As the drought in California marches on into a fourth year, the state must face the ever-growing possibility of further water restrictions and regulations. While there was hope in the beginning of the winter season that a series of rain storms would help ease the drought conditions, those storms have not been frequent enough to put much of a dent in the dry conditions at all. This leave many who depend on water for their livelihoods wondering what will happen this summer, a scary and unstable position for anyone who is worried about their future.
The California Pool and Spa Association worked diligently last year to make sure that the pool and spa industry was not negatively impacted by unnecessary restrictions on water usage, and that is a promise that we intend to keep this year as well. Part of that commitment involves working with water districts throughout the state who have proposed or enacted regulations on pools and spas, but another facet of our work involves educating our members and the rest of the industry on what they can do to help and to protect themselves. A large part of ensuring that the industry is not negatively impacted by this drought is a proactive stance by all those who are impacted, and we pride ourselves on empowering our members to do so.

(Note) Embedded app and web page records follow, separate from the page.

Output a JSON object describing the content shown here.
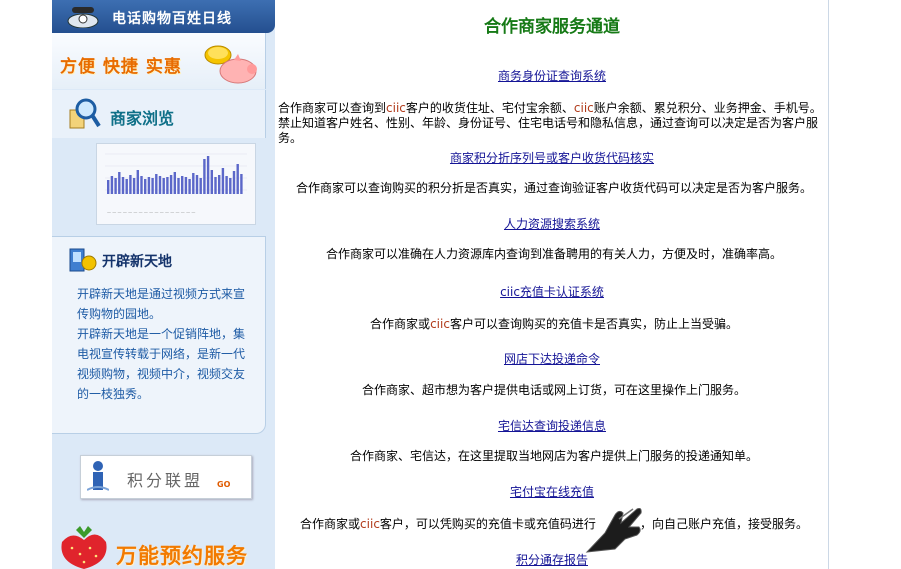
{
  "sidebar": {
    "hotline": "电话购物百姓日线",
    "slogan": "方便 快捷 实惠",
    "browse_title": "商家浏览",
    "newland": {
      "title": "开辟新天地",
      "para1": "开辟新天地是通过视频方式来宣传购物的园地。",
      "para2": "开辟新天地是一个促销阵地，集电视宣传转载于网络，是新一代视频购物，视频中介，视频交友的一枝独秀。"
    },
    "jifen_banner": "积分联盟",
    "jifen_go": "GO",
    "wanneng": "万能预约服务"
  },
  "main": {
    "title": "合作商家服务通道",
    "services": [
      {
        "link": "商务身份证查询系统",
        "desc_parts": [
          "合作商家可以查询到",
          "ciic",
          "客户的收货住址、宅付宝余额、",
          "ciic",
          "账户余额、累兑积分、业务押金、手机号。禁止知道客户姓名、性别、年龄、身份证号、住宅电话号和隐私信息，通过查询可以决定是否为客户服务。"
        ]
      },
      {
        "link": "商家积分折序列号或客户收货代码核实",
        "desc": "合作商家可以查询购买的积分折是否真实，通过查询验证客户收货代码可以决定是否为客户服务。"
      },
      {
        "link": "人力资源搜索系统",
        "desc": "合作商家可以准确在人力资源库内查询到准备聘用的有关人力，方便及时，准确率高。"
      },
      {
        "link": "ciic充值卡认证系统",
        "desc_parts": [
          "合作商家或",
          "ciic",
          "客户可以查询购买的充值卡是否真实，防止上当受骗。"
        ]
      },
      {
        "link": "网店下达投递命令",
        "desc": "合作商家、超市想为客户提供电话或网上订货，可在这里操作上门服务。"
      },
      {
        "link": "宅信达查询投递信息",
        "desc": "合作商家、宅信达，在这里提取当地网店为客户提供上门服务的投递通知单。"
      },
      {
        "link": "宅付宝在线充值",
        "desc_parts": [
          "合作商家或",
          "ciic",
          "客户，可以凭购买的充值卡或充值码进行",
          "",
          "，向自己账户充值，接受服务。"
        ]
      },
      {
        "link": "积分通存报告"
      }
    ]
  },
  "colors": {
    "title_green": "#167a16",
    "link_blue": "#141496",
    "sidebar_bg": "#dce9f7",
    "accent_orange": "#e86c00",
    "ciic_red": "#b03a1a"
  },
  "icons": [
    "phone-icon",
    "coin-pig-icon",
    "magnifier-icon",
    "newland-icon",
    "person-icon",
    "strawberry-icon",
    "pointer-hand-icon"
  ]
}
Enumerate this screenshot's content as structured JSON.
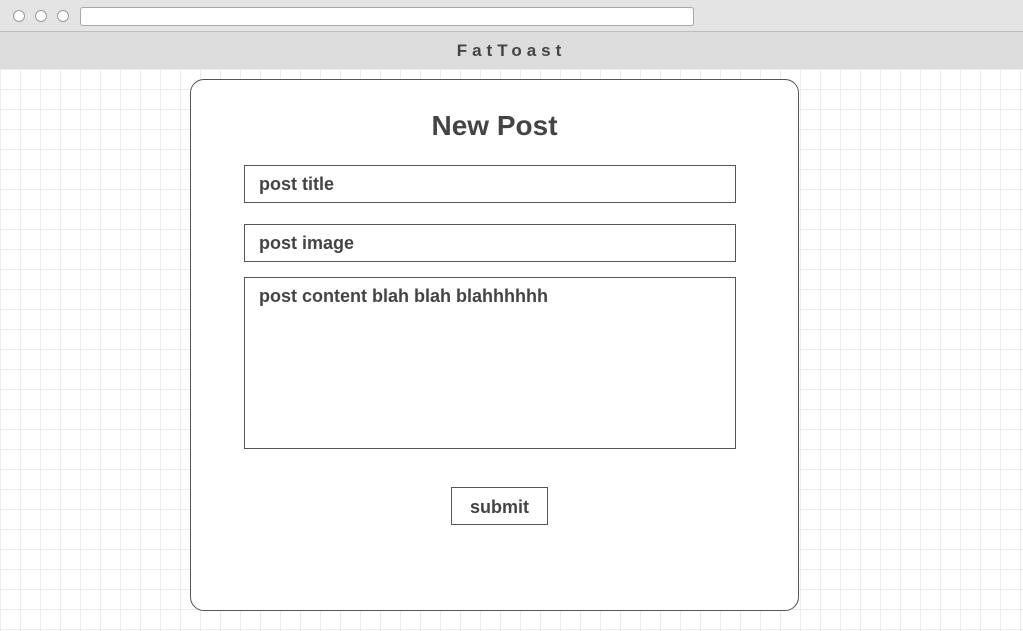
{
  "site": {
    "name": "FatToast"
  },
  "form": {
    "heading": "New Post",
    "title_value": "post title",
    "image_value": "post image",
    "content_value": "post content blah blah blahhhhhh",
    "submit_label": "submit"
  },
  "colors": {
    "text": "#444444",
    "header_bg": "#dcdcdc",
    "chrome_bg": "#e4e4e4",
    "border": "#555555",
    "grid_line": "#ebebeb"
  }
}
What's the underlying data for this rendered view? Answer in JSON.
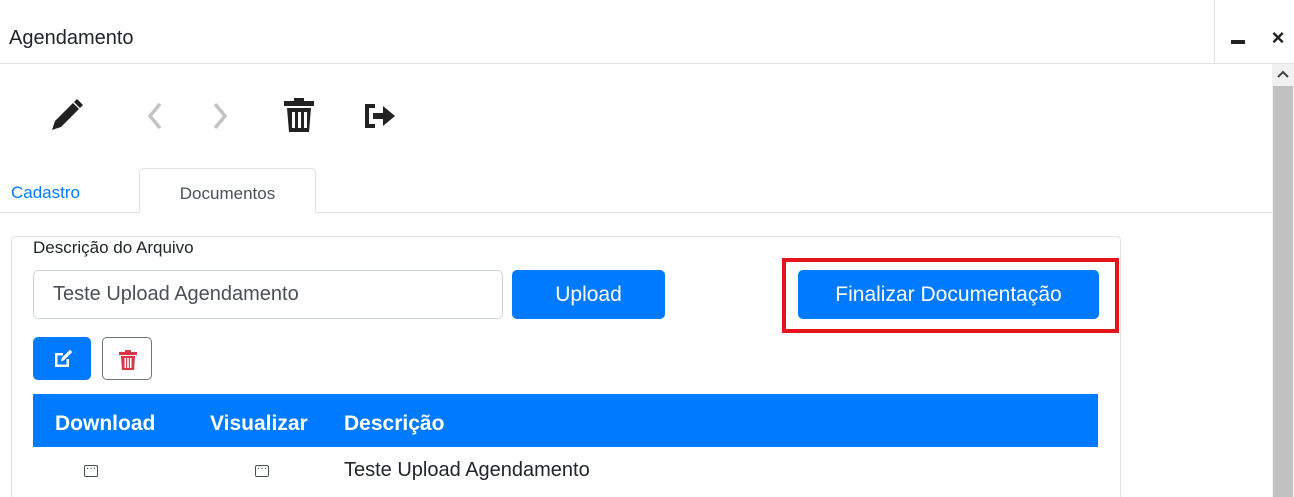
{
  "window": {
    "title": "Agendamento",
    "minimize_label": "",
    "close_label": "×"
  },
  "toolbar": {
    "icons": [
      "pencil-icon",
      "chevron-left-icon",
      "chevron-right-icon",
      "trash-icon",
      "sign-out-icon"
    ]
  },
  "tabs": [
    {
      "label": "Cadastro",
      "active": false
    },
    {
      "label": "Documentos",
      "active": true
    }
  ],
  "form": {
    "description_label": "Descrição do Arquivo",
    "description_value": "Teste Upload Agendamento",
    "upload_label": "Upload",
    "finalize_label": "Finalizar Documentação"
  },
  "actions": {
    "edit_icon": "edit-icon",
    "delete_icon": "trash-icon"
  },
  "grid": {
    "columns": [
      "Download",
      "Visualizar",
      "Descrição"
    ],
    "rows": [
      {
        "download_icon": "ellipsis-icon",
        "view_icon": "ellipsis-icon",
        "description": "Teste Upload Agendamento"
      }
    ]
  },
  "colors": {
    "primary": "#007bff",
    "highlight": "#e3141b",
    "danger": "#dc3545",
    "icon_dark": "#222222",
    "icon_light": "#c4c4c4"
  }
}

To that end, the CPSA is helping to put together an informational drought seminar on what it means for the pool and spa industry. This meeting is for all those in the Sacramento region who are concerned with the drought and how it might affect them, and it will feature talks from several features guests who are experts in the field. The President of the CPSA John Norwood will be present to discuss the association’s work last year. Mike Geremia of Geremia Pools and Keith Harbeck of Premier Pools & Spas who both are respected industry leaders and active members of the CPSA will be available to talk about how the drought has affected each of them and the steps they have taken. And finally a representative of the Placer County Water Agency, a water district that the CPSA has successfully worked with in the past, will be there to discuss the regulatory side of things and what water districts are doing to survive the drought.
We hope everyone who has questions or concerns about the drought will be able to attend this meeting. More attendees will allow for greater discussion and collaboration, two crucial tools for the industry to come together and tackle this enormous problem. The meeting will be free to attend for all members of the CPSA as well as members of APSP; those who are not members are welcome as well, and there will be a $10 entrance fee that can be applied to a future membership. The seminar will be held at the Foundation for Pool and Spa Industry Education located at 598 Display Way in Sacramento at 6:30 PM on March 24th. We look forward to seeing you there.